- Williams revenues rose in 2017 after Bottas deal with Mercedes
- New kerbs at COTA in response to Verstappen’s corner-cutting

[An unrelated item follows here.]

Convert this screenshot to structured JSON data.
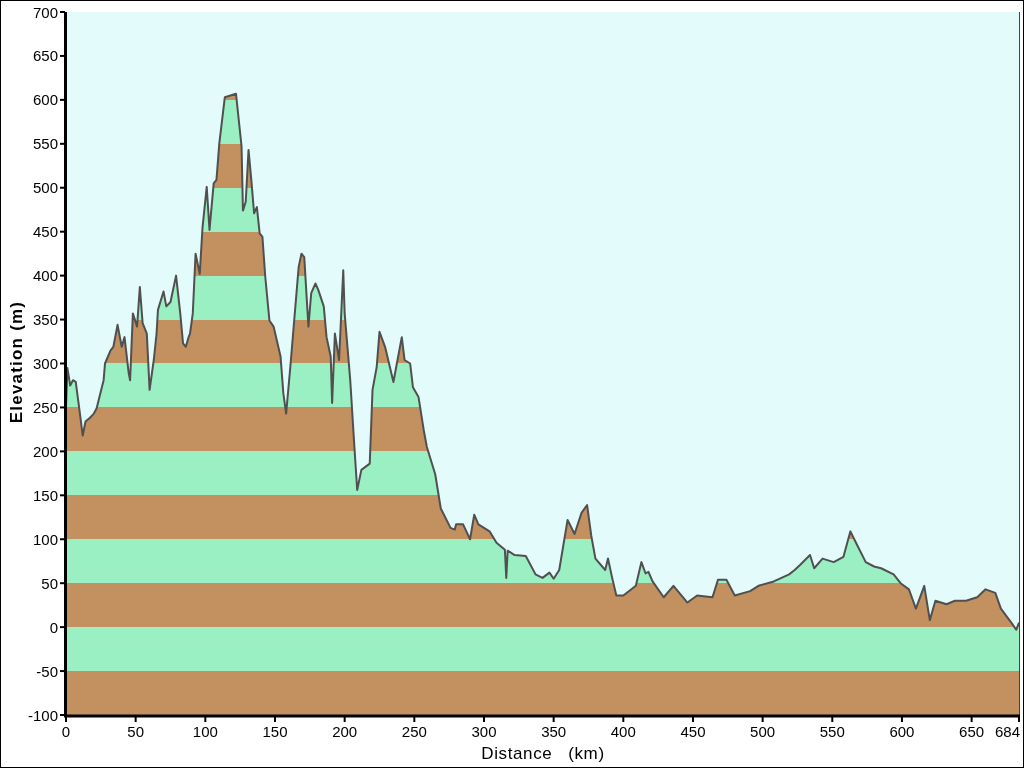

- Australian Grand Prix cost government £56 million last year